▶ **EXERCISE DATA**:
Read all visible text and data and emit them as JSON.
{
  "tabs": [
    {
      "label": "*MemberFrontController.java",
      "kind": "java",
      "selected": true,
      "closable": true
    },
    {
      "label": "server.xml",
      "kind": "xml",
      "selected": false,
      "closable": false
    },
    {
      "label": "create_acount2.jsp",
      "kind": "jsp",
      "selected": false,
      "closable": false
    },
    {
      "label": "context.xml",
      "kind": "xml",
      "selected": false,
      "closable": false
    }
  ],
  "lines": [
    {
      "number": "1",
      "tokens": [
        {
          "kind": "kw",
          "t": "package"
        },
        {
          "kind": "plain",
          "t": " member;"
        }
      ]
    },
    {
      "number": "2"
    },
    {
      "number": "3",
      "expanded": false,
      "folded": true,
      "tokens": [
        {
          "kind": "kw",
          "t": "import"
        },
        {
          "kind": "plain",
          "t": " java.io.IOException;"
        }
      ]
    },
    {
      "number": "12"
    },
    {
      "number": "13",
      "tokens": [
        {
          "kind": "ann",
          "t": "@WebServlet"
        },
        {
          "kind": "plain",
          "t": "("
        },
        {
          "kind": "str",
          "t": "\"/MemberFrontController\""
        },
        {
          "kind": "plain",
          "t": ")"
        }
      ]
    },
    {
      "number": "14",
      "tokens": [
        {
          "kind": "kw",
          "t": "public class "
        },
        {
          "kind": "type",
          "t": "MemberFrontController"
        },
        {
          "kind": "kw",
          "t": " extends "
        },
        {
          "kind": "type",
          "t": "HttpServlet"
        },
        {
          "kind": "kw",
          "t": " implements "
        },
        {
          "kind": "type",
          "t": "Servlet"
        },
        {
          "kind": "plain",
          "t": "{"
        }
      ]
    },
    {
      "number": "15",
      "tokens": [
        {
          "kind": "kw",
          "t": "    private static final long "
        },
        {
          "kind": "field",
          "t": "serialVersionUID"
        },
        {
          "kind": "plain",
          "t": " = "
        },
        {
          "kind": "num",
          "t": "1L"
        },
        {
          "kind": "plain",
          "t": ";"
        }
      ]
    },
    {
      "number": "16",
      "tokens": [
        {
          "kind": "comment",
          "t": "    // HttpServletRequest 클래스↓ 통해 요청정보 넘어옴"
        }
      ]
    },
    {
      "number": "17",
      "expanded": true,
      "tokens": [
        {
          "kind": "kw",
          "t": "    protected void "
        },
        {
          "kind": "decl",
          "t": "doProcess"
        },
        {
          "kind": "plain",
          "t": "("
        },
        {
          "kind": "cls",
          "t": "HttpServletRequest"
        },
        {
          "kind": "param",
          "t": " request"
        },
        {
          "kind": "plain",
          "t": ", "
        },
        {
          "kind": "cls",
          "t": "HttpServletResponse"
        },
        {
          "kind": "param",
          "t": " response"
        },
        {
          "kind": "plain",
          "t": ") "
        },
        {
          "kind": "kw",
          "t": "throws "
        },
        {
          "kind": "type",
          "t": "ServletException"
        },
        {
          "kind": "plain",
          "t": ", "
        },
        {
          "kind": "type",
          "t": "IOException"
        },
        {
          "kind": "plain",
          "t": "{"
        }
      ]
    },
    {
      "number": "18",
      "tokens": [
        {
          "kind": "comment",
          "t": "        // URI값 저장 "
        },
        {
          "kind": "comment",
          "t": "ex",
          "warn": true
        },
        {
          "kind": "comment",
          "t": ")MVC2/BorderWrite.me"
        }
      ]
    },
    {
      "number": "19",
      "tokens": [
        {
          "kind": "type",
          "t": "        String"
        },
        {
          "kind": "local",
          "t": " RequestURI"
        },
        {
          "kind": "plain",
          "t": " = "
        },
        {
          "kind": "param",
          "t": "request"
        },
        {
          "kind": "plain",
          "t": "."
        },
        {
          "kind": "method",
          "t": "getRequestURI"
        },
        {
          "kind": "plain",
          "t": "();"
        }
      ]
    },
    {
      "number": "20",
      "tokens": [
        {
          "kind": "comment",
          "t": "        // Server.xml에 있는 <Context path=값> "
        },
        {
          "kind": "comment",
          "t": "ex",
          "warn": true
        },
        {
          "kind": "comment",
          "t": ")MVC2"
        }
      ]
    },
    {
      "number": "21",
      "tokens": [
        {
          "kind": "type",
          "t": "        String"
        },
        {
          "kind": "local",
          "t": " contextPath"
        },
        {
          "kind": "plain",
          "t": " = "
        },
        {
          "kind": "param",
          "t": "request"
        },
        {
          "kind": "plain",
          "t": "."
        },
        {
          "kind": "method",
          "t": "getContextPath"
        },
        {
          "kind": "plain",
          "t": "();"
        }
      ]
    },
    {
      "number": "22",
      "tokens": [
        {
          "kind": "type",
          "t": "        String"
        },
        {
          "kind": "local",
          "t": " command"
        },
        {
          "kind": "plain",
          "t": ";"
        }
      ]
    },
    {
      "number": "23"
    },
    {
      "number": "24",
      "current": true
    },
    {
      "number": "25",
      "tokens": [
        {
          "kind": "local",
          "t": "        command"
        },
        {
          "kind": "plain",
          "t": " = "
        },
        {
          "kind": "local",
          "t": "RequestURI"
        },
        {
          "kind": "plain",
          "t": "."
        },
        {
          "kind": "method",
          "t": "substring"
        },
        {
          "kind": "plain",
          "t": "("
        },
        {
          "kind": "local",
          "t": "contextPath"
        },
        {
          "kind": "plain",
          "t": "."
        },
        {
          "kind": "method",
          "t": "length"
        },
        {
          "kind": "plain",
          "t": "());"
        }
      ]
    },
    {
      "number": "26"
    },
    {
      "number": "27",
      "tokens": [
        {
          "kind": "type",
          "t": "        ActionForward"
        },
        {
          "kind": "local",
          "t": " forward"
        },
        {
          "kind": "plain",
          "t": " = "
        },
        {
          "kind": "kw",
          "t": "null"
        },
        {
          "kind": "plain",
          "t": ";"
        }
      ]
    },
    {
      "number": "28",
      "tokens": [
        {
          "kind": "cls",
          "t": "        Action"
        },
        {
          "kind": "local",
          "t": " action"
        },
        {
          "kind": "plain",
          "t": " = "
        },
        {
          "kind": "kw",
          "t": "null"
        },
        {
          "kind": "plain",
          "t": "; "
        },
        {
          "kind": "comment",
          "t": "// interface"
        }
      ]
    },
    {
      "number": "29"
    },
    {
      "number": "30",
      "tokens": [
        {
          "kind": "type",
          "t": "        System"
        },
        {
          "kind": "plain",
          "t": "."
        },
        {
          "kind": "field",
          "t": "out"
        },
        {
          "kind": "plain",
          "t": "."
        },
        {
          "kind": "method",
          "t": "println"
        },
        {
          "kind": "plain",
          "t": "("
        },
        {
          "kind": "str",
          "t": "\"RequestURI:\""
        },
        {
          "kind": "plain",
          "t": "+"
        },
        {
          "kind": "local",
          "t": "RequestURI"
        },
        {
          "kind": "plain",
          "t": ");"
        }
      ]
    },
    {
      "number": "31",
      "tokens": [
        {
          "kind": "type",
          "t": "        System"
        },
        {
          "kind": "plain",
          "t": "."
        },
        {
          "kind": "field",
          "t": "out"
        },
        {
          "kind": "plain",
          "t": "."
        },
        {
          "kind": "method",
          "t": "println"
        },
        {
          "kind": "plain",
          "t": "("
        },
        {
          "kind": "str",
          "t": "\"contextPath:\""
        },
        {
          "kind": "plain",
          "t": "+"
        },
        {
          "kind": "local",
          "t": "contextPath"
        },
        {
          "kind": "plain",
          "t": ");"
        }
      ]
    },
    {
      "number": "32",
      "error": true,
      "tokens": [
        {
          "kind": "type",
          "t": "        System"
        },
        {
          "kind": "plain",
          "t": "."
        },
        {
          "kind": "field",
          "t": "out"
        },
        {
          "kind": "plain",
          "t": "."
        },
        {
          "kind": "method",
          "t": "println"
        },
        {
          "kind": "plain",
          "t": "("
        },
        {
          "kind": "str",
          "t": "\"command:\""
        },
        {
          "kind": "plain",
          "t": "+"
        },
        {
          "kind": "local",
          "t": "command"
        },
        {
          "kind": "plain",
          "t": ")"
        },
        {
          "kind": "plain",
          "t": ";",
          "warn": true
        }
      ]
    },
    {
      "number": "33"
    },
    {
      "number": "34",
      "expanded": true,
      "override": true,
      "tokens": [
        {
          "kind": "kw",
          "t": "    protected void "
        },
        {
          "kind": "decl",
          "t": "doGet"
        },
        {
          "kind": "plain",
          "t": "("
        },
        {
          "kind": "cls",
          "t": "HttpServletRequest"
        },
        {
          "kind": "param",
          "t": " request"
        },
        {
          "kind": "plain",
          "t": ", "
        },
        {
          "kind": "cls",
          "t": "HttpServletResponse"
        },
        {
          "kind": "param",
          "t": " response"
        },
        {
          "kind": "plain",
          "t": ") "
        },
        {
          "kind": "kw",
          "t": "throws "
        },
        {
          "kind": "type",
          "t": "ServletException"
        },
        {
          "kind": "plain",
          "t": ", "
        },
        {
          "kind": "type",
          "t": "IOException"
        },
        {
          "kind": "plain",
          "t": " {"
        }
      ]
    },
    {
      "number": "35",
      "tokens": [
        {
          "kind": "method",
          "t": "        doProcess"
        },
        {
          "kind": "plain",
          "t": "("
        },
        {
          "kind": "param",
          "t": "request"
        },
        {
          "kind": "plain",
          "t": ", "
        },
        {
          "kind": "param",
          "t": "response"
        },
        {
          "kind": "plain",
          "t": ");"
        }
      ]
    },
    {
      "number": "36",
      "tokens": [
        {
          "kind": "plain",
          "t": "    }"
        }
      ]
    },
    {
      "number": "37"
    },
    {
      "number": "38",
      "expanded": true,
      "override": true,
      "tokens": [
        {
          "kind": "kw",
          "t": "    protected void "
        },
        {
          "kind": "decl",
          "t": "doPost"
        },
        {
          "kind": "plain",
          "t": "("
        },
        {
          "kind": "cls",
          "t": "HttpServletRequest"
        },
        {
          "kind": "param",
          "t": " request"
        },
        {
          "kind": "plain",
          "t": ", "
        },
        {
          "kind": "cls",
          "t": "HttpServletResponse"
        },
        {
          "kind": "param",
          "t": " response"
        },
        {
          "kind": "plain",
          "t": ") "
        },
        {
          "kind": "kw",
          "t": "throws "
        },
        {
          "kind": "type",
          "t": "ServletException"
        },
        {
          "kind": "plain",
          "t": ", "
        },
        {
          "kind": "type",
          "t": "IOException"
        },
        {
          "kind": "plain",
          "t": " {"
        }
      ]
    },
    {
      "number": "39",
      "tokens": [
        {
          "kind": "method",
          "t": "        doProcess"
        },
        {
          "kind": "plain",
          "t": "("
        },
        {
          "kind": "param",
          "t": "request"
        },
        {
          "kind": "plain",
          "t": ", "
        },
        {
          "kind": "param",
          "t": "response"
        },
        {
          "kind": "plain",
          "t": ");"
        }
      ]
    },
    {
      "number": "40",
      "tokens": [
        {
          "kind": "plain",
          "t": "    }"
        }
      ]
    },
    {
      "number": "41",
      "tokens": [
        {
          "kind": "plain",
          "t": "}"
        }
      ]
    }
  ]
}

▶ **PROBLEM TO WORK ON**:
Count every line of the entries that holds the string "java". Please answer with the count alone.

▶ **ANSWER TO THE EXERCISE**:
3